A couple of weeks later, a phone call, and the voice of Peter intervenes on my morning. What was that translation of Proust I was talking about? He has to read it now. He is clearly planning for the future. Proust is something concrete, so Proust is now part of the plan. I imagine having Proust is a good way to pass the hours in hospital. Prendergast. Penguin Books.

Next call is from a hospital. I know this when he starts talking about nurses, tests, and blood. He has his people looking for that Proust set, but to no avail. Where can he find it? ‘His people’, incidentally, are the family members and what I always refer to as his ‘secretaries’, who run his errands, send emails, and do everything a telephone man hasn’t got time to waste upon. He had about five secretaries, by my count, but probably more. He was old school. Readings, maybe. Hill of Content, if anyone, they stock the classics: talk to Andrew or Pauline. Dymocks, if it’s in print.

A week later, phone call, no one has Proust. So I say well you may have to buy online. I praise James Grieve’s translation of the second volume of Proust. Grieve is the enfant terrible of Proust translators, resident in Canberra, even though he’s no longer an enfant and probably not terrible. This annoys Peter even more, a controversial translator of Proust who is an Australian, and he hasn’t got the book. Motivation is reaching fever pitch.

It is a relief to hear that, a couple of weeks later, his secretaries have procured the volumes and that arrival is imminent. I say to Peter he should start with Combray, which is compact and of a piece, setting the scene. That Combray is the narrator Marcel’s recollections of his childhood in Paris and the north of France. That Combray includes the seriously famous passage about dipping the madeleine cake in tea. He listens at the other end and thanks me for all my help on the Proust project.  

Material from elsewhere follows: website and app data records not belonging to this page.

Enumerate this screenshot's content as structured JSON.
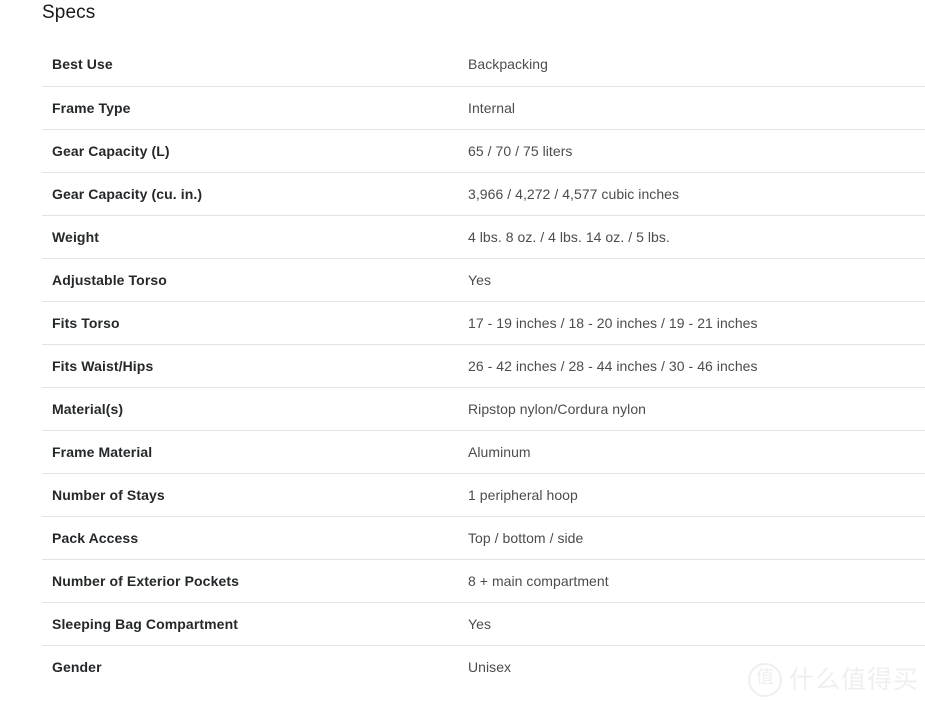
{
  "section": {
    "heading": "Specs"
  },
  "specs": {
    "rows": [
      {
        "label": "Best Use",
        "value": "Backpacking"
      },
      {
        "label": "Frame Type",
        "value": "Internal"
      },
      {
        "label": "Gear Capacity (L)",
        "value": "65 / 70 / 75 liters"
      },
      {
        "label": "Gear Capacity (cu. in.)",
        "value": "3,966 / 4,272 / 4,577 cubic inches"
      },
      {
        "label": "Weight",
        "value": "4 lbs. 8 oz. / 4 lbs. 14 oz. / 5 lbs."
      },
      {
        "label": "Adjustable Torso",
        "value": "Yes"
      },
      {
        "label": "Fits Torso",
        "value": "17 - 19 inches / 18 - 20 inches / 19 - 21 inches"
      },
      {
        "label": "Fits Waist/Hips",
        "value": "26 - 42 inches / 28 - 44 inches / 30 - 46 inches"
      },
      {
        "label": "Material(s)",
        "value": "Ripstop nylon/Cordura nylon"
      },
      {
        "label": "Frame Material",
        "value": "Aluminum"
      },
      {
        "label": "Number of Stays",
        "value": "1 peripheral hoop"
      },
      {
        "label": "Pack Access",
        "value": "Top / bottom / side"
      },
      {
        "label": "Number of Exterior Pockets",
        "value": "8 + main compartment"
      },
      {
        "label": "Sleeping Bag Compartment",
        "value": "Yes"
      },
      {
        "label": "Gender",
        "value": "Unisex"
      }
    ]
  },
  "watermark": {
    "mark": "值",
    "text": "什么值得买"
  },
  "colors": {
    "label_text": "#25282a",
    "value_text": "#4c4c4c",
    "divider": "#e3e3e3",
    "background": "#ffffff",
    "watermark": "#c9cdd2"
  }
}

There were a couple more phone calls, mainly on politics and a letter he had received from Marie Heaney in Dublin. The news of his death came by chance from one of his secretaries, after I had recommended some of his recent poems for publication in Eureka Street. She wrote in an email to say Peter died on the 22nd of July. In the days that followed I reflected on how he rang me, even when in extremis, and what a great person he was for keeping conversation going right to the end. I was just one of his telephone companions, though we’d had the odd lunch, and yet he took an interest, generated new thoughts, mischievous thoughts and creative, joked about Prime Ministers and the like, and cheered the day. I reflected on the set of Proust he’d had ordered, at home waiting for him to read, the next reading project, always something on the go.